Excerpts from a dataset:
******************************
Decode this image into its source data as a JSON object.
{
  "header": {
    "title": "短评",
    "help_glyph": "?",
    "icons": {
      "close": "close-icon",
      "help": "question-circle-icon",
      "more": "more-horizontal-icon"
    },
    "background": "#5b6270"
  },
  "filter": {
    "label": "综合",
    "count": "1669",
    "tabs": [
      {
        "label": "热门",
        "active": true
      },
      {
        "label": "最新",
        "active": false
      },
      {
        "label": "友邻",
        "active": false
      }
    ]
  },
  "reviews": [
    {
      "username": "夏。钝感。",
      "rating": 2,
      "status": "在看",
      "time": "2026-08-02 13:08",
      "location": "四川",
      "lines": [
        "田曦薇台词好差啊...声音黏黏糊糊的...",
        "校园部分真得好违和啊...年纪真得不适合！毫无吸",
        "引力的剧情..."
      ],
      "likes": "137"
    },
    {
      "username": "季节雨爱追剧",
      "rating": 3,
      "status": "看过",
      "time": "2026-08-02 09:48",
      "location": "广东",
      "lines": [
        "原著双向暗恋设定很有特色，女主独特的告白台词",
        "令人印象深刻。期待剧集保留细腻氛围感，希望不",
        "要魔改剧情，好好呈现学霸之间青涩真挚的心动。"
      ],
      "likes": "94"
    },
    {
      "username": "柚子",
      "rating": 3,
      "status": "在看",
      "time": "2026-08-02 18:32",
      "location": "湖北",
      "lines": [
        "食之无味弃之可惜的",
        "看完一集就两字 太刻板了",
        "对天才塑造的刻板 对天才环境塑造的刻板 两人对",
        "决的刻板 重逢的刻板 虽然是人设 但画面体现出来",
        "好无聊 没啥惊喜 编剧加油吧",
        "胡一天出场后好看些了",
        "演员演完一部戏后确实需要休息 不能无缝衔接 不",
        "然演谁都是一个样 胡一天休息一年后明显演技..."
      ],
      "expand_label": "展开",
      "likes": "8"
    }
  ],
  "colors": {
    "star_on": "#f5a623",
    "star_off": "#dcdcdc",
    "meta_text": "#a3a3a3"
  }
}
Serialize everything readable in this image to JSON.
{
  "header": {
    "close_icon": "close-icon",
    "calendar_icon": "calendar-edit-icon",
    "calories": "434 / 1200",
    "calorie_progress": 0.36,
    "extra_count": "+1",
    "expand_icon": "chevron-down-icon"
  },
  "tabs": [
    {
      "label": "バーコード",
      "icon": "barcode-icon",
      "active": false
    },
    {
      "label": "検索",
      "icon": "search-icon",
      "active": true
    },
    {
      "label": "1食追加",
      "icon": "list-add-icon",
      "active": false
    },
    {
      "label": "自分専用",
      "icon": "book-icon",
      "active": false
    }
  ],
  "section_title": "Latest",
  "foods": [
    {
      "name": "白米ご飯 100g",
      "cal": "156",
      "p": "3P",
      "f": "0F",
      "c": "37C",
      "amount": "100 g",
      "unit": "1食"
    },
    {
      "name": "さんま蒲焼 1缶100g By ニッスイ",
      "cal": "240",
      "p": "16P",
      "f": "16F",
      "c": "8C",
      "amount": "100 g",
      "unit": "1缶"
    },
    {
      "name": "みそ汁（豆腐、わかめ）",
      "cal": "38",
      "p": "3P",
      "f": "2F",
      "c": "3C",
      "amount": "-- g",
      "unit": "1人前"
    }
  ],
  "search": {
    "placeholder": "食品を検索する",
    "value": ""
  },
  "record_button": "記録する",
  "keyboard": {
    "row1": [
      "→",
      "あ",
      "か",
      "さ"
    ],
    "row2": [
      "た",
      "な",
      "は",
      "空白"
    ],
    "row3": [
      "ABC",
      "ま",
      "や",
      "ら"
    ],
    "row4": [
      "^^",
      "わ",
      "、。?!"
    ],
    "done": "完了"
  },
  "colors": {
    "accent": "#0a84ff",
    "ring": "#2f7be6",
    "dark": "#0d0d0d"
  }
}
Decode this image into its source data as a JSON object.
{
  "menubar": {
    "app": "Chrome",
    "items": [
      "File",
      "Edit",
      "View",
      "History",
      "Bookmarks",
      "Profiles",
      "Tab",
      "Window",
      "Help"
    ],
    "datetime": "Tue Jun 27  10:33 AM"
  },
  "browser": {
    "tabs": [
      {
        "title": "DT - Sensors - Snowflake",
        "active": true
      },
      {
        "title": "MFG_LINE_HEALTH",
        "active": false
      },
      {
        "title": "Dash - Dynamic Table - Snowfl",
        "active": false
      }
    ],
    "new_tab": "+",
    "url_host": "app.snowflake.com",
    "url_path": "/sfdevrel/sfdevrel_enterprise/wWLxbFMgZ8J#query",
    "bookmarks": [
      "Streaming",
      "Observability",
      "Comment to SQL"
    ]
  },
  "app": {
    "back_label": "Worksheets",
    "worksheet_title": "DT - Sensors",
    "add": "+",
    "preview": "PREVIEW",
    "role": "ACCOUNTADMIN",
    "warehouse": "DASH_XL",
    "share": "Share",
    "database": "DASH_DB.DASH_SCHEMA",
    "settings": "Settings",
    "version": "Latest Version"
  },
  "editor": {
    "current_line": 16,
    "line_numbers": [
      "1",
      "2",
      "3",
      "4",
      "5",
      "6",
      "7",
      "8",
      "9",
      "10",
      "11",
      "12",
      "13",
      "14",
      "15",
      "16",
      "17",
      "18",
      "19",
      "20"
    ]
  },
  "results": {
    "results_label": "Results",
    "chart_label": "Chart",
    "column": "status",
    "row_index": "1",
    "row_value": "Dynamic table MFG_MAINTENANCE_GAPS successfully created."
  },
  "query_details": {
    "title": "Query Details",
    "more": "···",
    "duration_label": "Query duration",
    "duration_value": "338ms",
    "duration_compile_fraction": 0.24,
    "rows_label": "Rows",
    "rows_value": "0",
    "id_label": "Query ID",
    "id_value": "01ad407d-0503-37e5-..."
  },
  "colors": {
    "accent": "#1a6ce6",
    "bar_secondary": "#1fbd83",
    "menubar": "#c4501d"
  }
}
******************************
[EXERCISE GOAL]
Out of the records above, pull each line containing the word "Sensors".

[WORKED SOLUTION]
        "title": "DT - Sensors - Snowflake",
    "worksheet_title": "DT - Sensors",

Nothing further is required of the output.